SCHWOEBEL: I think it really spoke to his rebellious side. He really had a passion for standing up for these people who were locked up, you know - and treated so poorly.

VELTMAN: In 1972, Cash testified at a U.S. Senate subcommittee on prison reform. Among other proposals, he called for keeping minors out of jail and focusing on rehabilitating inmates.

SCHWOEBEL: Between the attention that he created through his performances and being seated at the Senate, he created a lot more awareness.

VELTMAN: But Johnny Cash never saw the transformation he had hoped to see. He eventually refocused his energies on other causes, like helping the families of police officers who'd been killed in the line of duty.

(SOUNDBITE OF BLIND JUSTICE SONG)

VELTMAN: Today in the cafeteria at Folsom Prison, inmate Andrew Clayton plays guitar as part of a California prison program which provides training in music, painting and other creative pursuits. He's the lead guitarist with Blind Justice, one of the penitentiary's in-house bands. Country music isn't his thing, but he still finds Cash's connection with Folsom inspiring.
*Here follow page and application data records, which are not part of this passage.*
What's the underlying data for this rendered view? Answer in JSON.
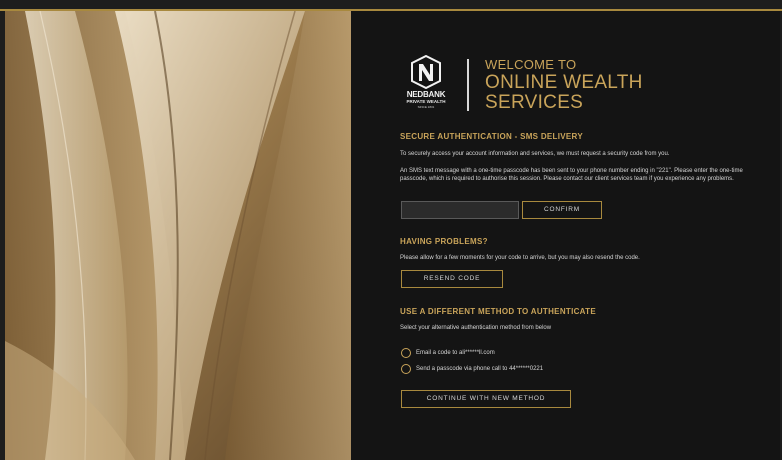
{
  "brand": {
    "logo_name": "NEDBANK",
    "logo_sub": "PRIVATE WEALTH",
    "logo_tag": "SINCE 1831"
  },
  "welcome": {
    "line1": "WELCOME TO",
    "line2": "ONLINE WEALTH",
    "line3": "SERVICES"
  },
  "auth": {
    "heading": "SECURE AUTHENTICATION - SMS DELIVERY",
    "intro": "To securely access your account information and services, we must request a security code from you.",
    "sms_text": "An SMS text message with a one-time passcode has been sent to your phone number ending in \"221\". Please enter the one-time passcode, which is required to authorise this session. Please contact our client services team if you experience any problems.",
    "code_value": "",
    "confirm_label": "CONFIRM"
  },
  "problems": {
    "heading": "HAVING PROBLEMS?",
    "text": "Please allow for a few moments for your code to arrive, but you may also resend the code.",
    "resend_label": "RESEND CODE"
  },
  "alternative": {
    "heading": "USE A DIFFERENT METHOD TO AUTHENTICATE",
    "text": "Select your alternative authentication method from below",
    "options": [
      "Email a code to ali******ll.com",
      "Send a passcode via phone call to 44******0221"
    ],
    "continue_label": "CONTINUE WITH NEW METHOD"
  },
  "colors": {
    "gold": "#c9a45a",
    "panel": "#141414"
  }
}
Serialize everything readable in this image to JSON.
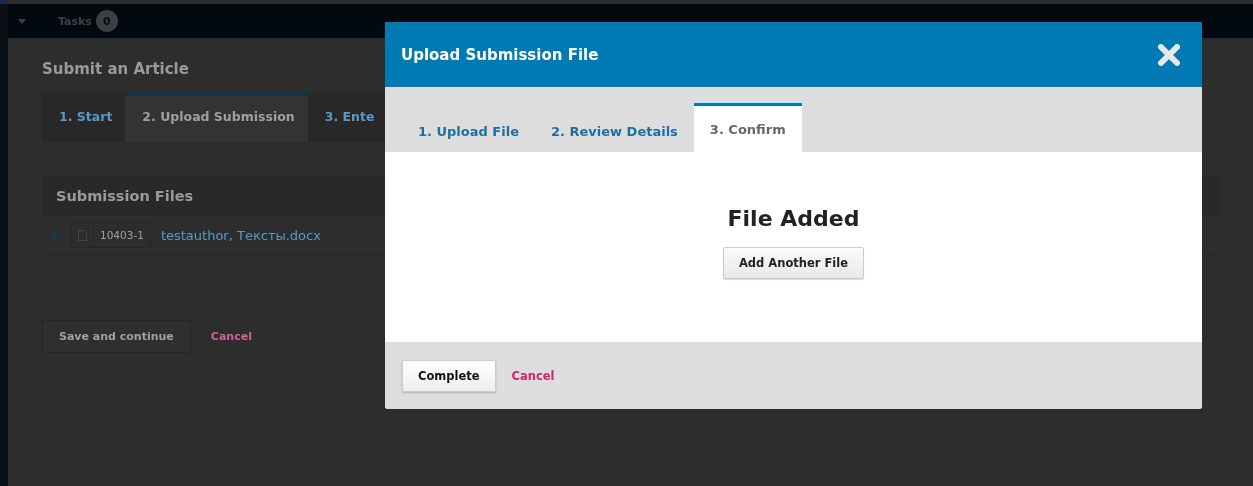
{
  "top_bar": {
    "tasks_label": "Tasks",
    "tasks_count": "0"
  },
  "page": {
    "title": "Submit an Article",
    "tabs": [
      {
        "label": "1. Start",
        "selected": false
      },
      {
        "label": "2. Upload Submission",
        "selected": true
      },
      {
        "label": "3. Ente",
        "selected": false
      }
    ],
    "files_panel": {
      "title": "Submission Files",
      "rows": [
        {
          "id": "10403-1",
          "name": "testauthor, Тексты.docx"
        }
      ]
    },
    "save_button": "Save and continue",
    "cancel_link": "Cancel"
  },
  "modal": {
    "title": "Upload Submission File",
    "tabs": [
      {
        "label": "1. Upload File",
        "selected": false
      },
      {
        "label": "2. Review Details",
        "selected": false
      },
      {
        "label": "3. Confirm",
        "selected": true
      }
    ],
    "heading": "File Added",
    "add_button": "Add Another File",
    "complete_button": "Complete",
    "cancel_link": "Cancel"
  }
}
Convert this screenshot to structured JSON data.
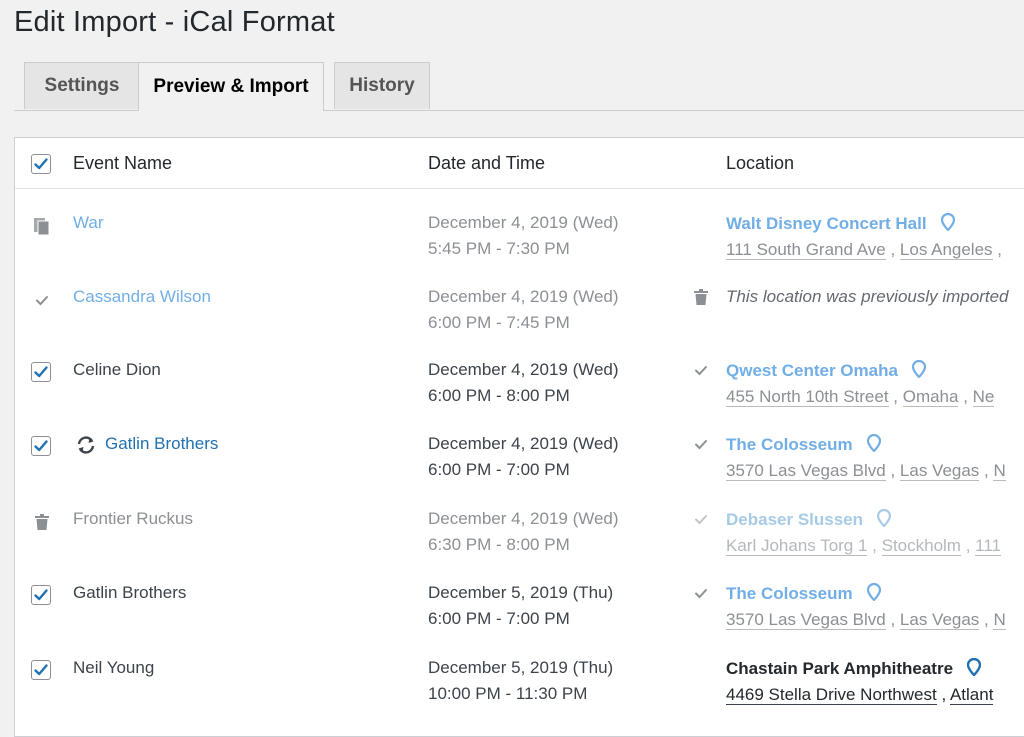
{
  "page": {
    "title": "Edit Import - iCal Format"
  },
  "tabs": [
    {
      "label": "Settings",
      "active": false
    },
    {
      "label": "Preview & Import",
      "active": true
    },
    {
      "label": "History",
      "active": false
    }
  ],
  "table": {
    "headers": {
      "event_name": "Event Name",
      "date_time": "Date and Time",
      "location": "Location"
    },
    "rows": [
      {
        "status": "duplicate-icon",
        "event": "War",
        "date": "December 4, 2019 (Wed)",
        "time": "5:45 PM - 7:30 PM",
        "location_status": "none",
        "location": "Walt Disney Concert Hall",
        "address": "111 South Grand Ave",
        "city": "Los Angeles",
        "extra": ""
      },
      {
        "status": "checkmark-icon",
        "event": "Cassandra Wilson",
        "date": "December 4, 2019 (Wed)",
        "time": "6:00 PM - 7:45 PM",
        "location_status": "trash-icon",
        "location_note": "This location was previously imported"
      },
      {
        "status": "checkbox-checked",
        "event": "Celine Dion",
        "date": "December 4, 2019 (Wed)",
        "time": "6:00 PM - 8:00 PM",
        "location_status": "checkmark-icon",
        "location": "Qwest Center Omaha",
        "address": "455 North 10th Street",
        "city": "Omaha",
        "extra": "Ne"
      },
      {
        "status": "checkbox-checked",
        "event": "Gatlin Brothers",
        "event_icon": "sync-icon",
        "date": "December 4, 2019 (Wed)",
        "time": "6:00 PM - 7:00 PM",
        "location_status": "checkmark-icon",
        "location": "The Colosseum",
        "address": "3570 Las Vegas Blvd",
        "city": "Las Vegas",
        "extra": "N"
      },
      {
        "status": "trash-icon",
        "event": "Frontier Ruckus",
        "date": "December 4, 2019 (Wed)",
        "time": "6:30 PM - 8:00 PM",
        "location_status": "checkmark-icon",
        "location": "Debaser Slussen",
        "address": "Karl Johans Torg 1",
        "city": "Stockholm",
        "extra": "111"
      },
      {
        "status": "checkbox-checked",
        "event": "Gatlin Brothers",
        "date": "December 5, 2019 (Thu)",
        "time": "6:00 PM - 7:00 PM",
        "location_status": "checkmark-icon",
        "location": "The Colosseum",
        "address": "3570 Las Vegas Blvd",
        "city": "Las Vegas",
        "extra": "N"
      },
      {
        "status": "checkbox-checked",
        "event": "Neil Young",
        "date": "December 5, 2019 (Thu)",
        "time": "10:00 PM - 11:30 PM",
        "location_status": "none",
        "location": "Chastain Park Amphitheatre",
        "address": "4469 Stella Drive Northwest",
        "city": "Atlant",
        "extra": ""
      }
    ]
  },
  "colors": {
    "link": "#2271b1",
    "link_faded": "#72aee6",
    "checkbox_blue": "#2271b1",
    "muted": "#8c8f94"
  }
}
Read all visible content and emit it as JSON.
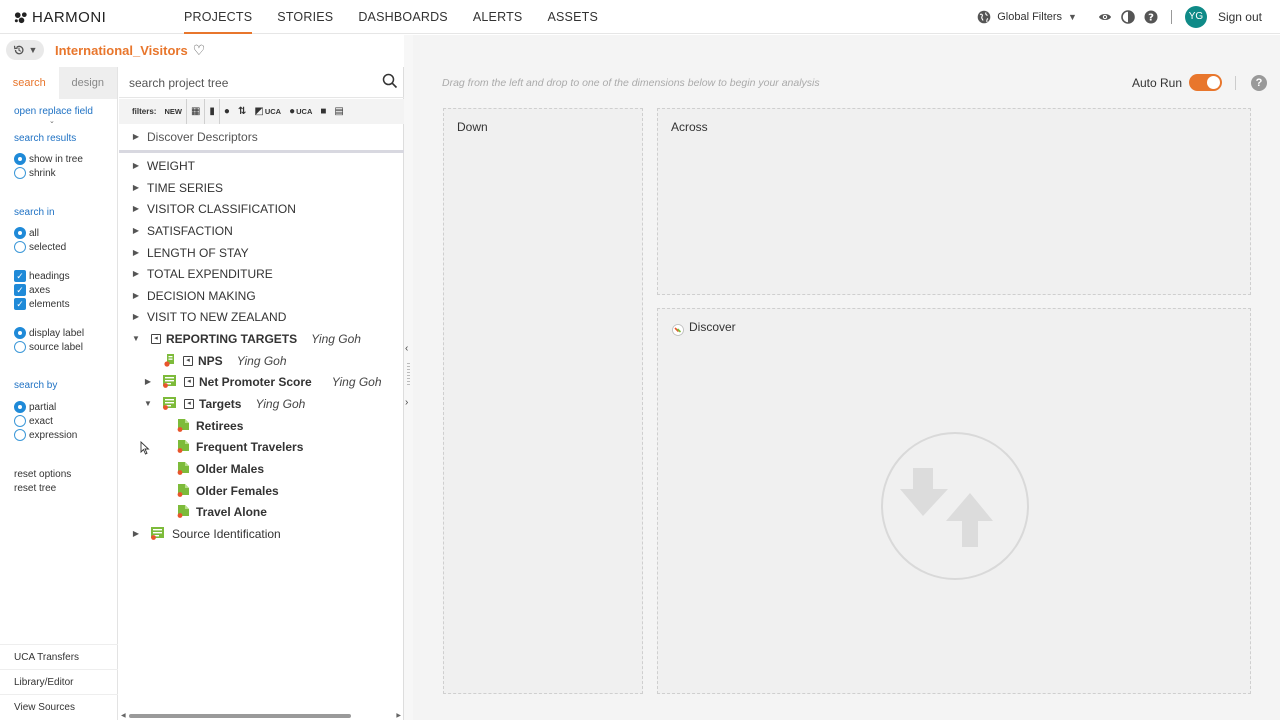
{
  "brand": {
    "name": "HARMONI"
  },
  "nav": {
    "items": [
      {
        "label": "PROJECTS",
        "active": true
      },
      {
        "label": "STORIES",
        "active": false
      },
      {
        "label": "DASHBOARDS",
        "active": false
      },
      {
        "label": "ALERTS",
        "active": false
      },
      {
        "label": "ASSETS",
        "active": false
      }
    ]
  },
  "topright": {
    "global_filters_label": "Global Filters",
    "avatar_initials": "YG",
    "signout_label": "Sign out"
  },
  "project": {
    "name": "International_Visitors"
  },
  "options_panel": {
    "tabs": [
      {
        "label": "search",
        "active": true
      },
      {
        "label": "design",
        "active": false
      }
    ],
    "open_replace_field": "open replace field",
    "search_results_heading": "search results",
    "show_in_tree": "show in tree",
    "shrink": "shrink",
    "search_in_heading": "search in",
    "all": "all",
    "selected": "selected",
    "headings": "headings",
    "axes": "axes",
    "elements": "elements",
    "display_label": "display label",
    "source_label": "source label",
    "search_by_heading": "search by",
    "partial": "partial",
    "exact": "exact",
    "expression": "expression",
    "reset_options": "reset options",
    "reset_tree": "reset tree",
    "bottom_links": [
      "UCA Transfers",
      "Library/Editor",
      "View Sources"
    ]
  },
  "tree_panel": {
    "search_placeholder": "search project tree",
    "filters_label": "filters:",
    "filter_new": "NEW",
    "filter_uca1": "UCA",
    "filter_uca2": "UCA",
    "rows": [
      {
        "label": "Discover Descriptors",
        "author": ""
      },
      {
        "label": "WEIGHT",
        "author": ""
      },
      {
        "label": "TIME SERIES",
        "author": ""
      },
      {
        "label": "VISITOR CLASSIFICATION",
        "author": ""
      },
      {
        "label": "SATISFACTION",
        "author": ""
      },
      {
        "label": "LENGTH OF STAY",
        "author": ""
      },
      {
        "label": "TOTAL EXPENDITURE",
        "author": ""
      },
      {
        "label": "DECISION MAKING",
        "author": ""
      },
      {
        "label": "VISIT TO NEW ZEALAND",
        "author": ""
      },
      {
        "label": "REPORTING TARGETS",
        "author": "Ying Goh"
      },
      {
        "label": "NPS",
        "author": "Ying Goh"
      },
      {
        "label": "Net Promoter Score",
        "author": "Ying Goh"
      },
      {
        "label": "Targets",
        "author": "Ying Goh"
      },
      {
        "label": "Retirees",
        "author": ""
      },
      {
        "label": "Frequent Travelers",
        "author": ""
      },
      {
        "label": "Older Males",
        "author": ""
      },
      {
        "label": "Older Females",
        "author": ""
      },
      {
        "label": "Travel Alone",
        "author": ""
      },
      {
        "label": "Source Identification",
        "author": ""
      }
    ]
  },
  "canvas": {
    "hint": "Drag from the left and drop to one of the dimensions below to begin your analysis",
    "auto_run_label": "Auto Run",
    "auto_run_on": true,
    "zones": {
      "down": "Down",
      "across": "Across",
      "discover": "Discover"
    }
  },
  "colors": {
    "accent": "#e8762c",
    "link": "#1f72c4",
    "avatar": "#0f8a87",
    "element_green": "#7dbb3a"
  },
  "icons": [
    "history-icon",
    "heart-icon",
    "globe-icon",
    "eye-icon",
    "contrast-icon",
    "help-icon",
    "search-icon",
    "expand-triangle-icon",
    "collapse-triangle-icon",
    "variable-icon",
    "discover-icon",
    "pivot-arrows-icon"
  ]
}
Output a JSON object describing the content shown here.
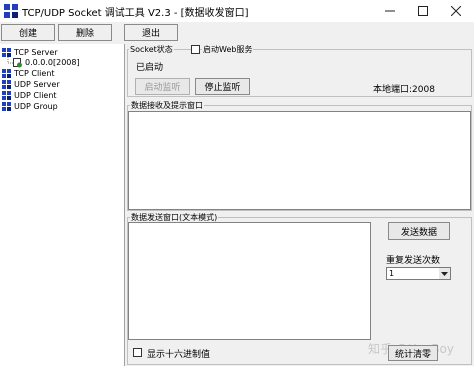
{
  "window": {
    "title": "TCP/UDP Socket 调试工具 V2.3 - [数据收发窗口]",
    "minimize_icon": "minimize-icon",
    "maximize_icon": "maximize-icon",
    "close_icon": "close-icon"
  },
  "toolbar": {
    "create_label": "创建",
    "delete_label": "删除",
    "exit_label": "退出"
  },
  "tree": {
    "items": [
      {
        "label": "TCP Server",
        "icon": "server-icon"
      },
      {
        "label": "0.0.0.0[2008]",
        "icon": "connection-icon"
      },
      {
        "label": "TCP Client",
        "icon": "network-icon"
      },
      {
        "label": "UDP Server",
        "icon": "network-icon"
      },
      {
        "label": "UDP Client",
        "icon": "network-icon"
      },
      {
        "label": "UDP Group",
        "icon": "network-icon"
      }
    ]
  },
  "socket": {
    "group_label": "Socket状态",
    "web_service_label": "启动Web服务",
    "status_text": "已启动",
    "start_listen_label": "启动监听",
    "stop_listen_label": "停止监听",
    "local_port_text": "本地端口:2008"
  },
  "receive": {
    "group_label": "数据接收及提示窗口",
    "content": ""
  },
  "send": {
    "group_label": "数据发送窗口(文本模式)",
    "content": "",
    "send_button_label": "发送数据",
    "repeat_label": "重复发送次数",
    "repeat_value": "1",
    "hex_label": "显示十六进制值",
    "clear_stats_label": "统计清零"
  },
  "watermark": "知乎 @HayBoy",
  "colors": {
    "icon_blue": "#1f3fbf",
    "icon_dark": "#0a1f7a",
    "titlebar": "#ffffff",
    "panel": "#f0f0f0"
  }
}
ANDREW CLAYTON: Just the fact that he played here and I'm playing here, I feel like I'm a part of something special.

VELTMAN: Despite Johnny Cash's desire for reform, in the 50 years since "At Folsom Prison" was recorded, the percentage of Californians in state prisons has nearly doubled.

For NPR News, I'm Chloe Veltman.

(SOUNDBITE OF SONG, "FOLSOM PRISON BLUES")

CASH: (Singing) I bet there's rich folks eating from a fancy dining cart. They're probably drinking coffee and smoking big... Transcript provided by NPR, Copyright NPR.